Start of DATA FOR THIS TASK

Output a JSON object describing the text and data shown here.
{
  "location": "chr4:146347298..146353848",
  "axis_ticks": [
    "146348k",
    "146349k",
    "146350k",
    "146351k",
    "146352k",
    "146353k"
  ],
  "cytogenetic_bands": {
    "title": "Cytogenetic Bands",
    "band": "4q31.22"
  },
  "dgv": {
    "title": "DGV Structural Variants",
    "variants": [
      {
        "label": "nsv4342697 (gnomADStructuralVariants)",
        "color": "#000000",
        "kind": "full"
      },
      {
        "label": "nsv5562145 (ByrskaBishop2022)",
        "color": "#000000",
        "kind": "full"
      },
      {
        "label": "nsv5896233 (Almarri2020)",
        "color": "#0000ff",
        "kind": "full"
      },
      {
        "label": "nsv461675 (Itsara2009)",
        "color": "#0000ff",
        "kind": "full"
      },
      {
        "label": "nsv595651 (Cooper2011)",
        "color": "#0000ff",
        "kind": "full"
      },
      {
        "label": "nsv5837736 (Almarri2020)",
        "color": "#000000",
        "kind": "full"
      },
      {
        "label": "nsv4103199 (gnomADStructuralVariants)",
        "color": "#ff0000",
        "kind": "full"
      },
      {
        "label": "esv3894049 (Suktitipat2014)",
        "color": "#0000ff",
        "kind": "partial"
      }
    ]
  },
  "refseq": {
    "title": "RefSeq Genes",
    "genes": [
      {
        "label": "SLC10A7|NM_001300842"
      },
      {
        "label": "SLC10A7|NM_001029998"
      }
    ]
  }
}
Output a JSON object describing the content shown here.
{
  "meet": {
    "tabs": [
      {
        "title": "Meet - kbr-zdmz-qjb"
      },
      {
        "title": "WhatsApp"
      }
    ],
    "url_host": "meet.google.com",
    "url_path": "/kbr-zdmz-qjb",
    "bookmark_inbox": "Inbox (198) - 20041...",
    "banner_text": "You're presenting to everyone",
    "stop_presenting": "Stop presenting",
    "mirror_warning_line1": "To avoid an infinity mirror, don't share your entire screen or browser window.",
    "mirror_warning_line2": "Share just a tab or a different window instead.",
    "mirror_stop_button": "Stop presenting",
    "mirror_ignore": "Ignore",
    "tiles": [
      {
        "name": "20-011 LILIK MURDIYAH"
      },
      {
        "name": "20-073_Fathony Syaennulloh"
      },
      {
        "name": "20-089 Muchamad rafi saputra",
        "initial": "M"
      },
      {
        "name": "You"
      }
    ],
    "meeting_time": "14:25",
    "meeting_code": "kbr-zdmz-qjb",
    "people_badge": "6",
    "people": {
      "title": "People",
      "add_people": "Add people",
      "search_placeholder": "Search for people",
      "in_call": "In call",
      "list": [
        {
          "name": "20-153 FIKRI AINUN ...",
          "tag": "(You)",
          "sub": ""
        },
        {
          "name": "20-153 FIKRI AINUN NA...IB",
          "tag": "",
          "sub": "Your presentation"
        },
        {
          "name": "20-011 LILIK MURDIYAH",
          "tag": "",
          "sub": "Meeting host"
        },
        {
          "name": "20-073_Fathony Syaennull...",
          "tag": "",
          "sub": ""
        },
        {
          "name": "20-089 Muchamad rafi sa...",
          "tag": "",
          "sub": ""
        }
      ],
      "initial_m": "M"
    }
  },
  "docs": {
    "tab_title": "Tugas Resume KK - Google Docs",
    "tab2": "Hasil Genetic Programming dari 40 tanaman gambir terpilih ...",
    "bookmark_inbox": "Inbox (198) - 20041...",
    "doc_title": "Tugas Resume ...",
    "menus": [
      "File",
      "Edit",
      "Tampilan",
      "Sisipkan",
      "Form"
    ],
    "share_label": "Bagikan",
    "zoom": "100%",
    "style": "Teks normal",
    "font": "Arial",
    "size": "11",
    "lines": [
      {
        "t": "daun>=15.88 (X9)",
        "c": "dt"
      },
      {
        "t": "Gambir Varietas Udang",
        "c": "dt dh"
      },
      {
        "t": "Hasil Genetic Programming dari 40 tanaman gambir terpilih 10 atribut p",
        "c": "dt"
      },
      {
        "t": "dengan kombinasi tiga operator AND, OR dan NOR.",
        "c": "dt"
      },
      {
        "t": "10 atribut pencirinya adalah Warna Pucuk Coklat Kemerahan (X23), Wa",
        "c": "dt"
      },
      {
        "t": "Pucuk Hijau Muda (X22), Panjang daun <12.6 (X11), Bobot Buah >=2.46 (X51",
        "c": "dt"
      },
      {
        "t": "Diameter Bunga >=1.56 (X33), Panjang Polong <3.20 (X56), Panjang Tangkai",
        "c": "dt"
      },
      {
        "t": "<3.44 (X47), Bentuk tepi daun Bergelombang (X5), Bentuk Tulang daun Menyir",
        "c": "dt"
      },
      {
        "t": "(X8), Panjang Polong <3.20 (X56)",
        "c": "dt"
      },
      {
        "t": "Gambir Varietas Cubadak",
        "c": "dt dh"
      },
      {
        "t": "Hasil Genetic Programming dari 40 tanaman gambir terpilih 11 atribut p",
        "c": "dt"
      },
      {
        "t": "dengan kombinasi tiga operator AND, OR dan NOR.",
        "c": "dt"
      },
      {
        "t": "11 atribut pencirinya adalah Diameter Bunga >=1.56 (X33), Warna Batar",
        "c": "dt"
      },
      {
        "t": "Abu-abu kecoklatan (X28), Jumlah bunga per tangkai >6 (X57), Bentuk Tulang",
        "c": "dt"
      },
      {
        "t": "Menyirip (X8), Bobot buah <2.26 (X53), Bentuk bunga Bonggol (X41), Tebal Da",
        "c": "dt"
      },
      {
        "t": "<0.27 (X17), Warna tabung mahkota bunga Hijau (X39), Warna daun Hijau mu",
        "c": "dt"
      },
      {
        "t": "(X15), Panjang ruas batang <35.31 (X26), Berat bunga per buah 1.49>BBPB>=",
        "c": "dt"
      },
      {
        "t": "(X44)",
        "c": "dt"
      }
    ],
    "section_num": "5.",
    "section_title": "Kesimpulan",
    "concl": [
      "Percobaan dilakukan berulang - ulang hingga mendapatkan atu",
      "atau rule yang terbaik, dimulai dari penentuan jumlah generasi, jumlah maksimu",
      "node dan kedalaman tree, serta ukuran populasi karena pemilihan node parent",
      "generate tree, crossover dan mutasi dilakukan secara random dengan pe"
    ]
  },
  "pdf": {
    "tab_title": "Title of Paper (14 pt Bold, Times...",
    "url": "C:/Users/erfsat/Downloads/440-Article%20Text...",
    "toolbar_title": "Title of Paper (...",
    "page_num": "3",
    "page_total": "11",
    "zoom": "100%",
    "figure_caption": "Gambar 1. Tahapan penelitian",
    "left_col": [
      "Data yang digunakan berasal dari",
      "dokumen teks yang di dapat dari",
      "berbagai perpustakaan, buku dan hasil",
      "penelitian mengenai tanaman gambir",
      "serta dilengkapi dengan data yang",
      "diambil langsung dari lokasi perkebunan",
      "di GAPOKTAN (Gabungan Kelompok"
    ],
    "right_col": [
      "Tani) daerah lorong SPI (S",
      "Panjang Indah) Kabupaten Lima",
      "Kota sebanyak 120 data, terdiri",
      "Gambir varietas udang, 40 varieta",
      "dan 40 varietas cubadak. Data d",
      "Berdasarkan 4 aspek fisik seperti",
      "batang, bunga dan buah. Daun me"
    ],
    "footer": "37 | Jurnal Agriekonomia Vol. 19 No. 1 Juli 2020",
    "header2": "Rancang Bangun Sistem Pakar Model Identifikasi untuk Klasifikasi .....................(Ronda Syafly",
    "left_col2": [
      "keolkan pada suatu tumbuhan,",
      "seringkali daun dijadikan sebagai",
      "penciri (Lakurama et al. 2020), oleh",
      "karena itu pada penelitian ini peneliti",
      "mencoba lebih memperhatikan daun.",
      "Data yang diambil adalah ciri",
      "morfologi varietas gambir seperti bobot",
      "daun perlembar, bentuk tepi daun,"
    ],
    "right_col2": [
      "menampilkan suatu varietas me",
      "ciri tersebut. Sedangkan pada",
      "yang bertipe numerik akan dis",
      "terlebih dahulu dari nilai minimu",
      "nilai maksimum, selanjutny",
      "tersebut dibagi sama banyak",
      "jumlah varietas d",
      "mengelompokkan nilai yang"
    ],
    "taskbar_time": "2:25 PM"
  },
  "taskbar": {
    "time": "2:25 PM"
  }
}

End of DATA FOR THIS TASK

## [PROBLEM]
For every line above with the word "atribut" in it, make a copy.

## [WRITTEN SOLUTION]
        "t": "Hasil Genetic Programming dari 40 tanaman gambir terpilih 10 atribut p",
        "t": "10 atribut pencirinya adalah Warna Pucuk Coklat Kemerahan (X23), Wa",
        "t": "Hasil Genetic Programming dari 40 tanaman gambir terpilih 11 atribut p",
        "t": "11 atribut pencirinya adalah Diameter Bunga >=1.56 (X33), Warna Batar",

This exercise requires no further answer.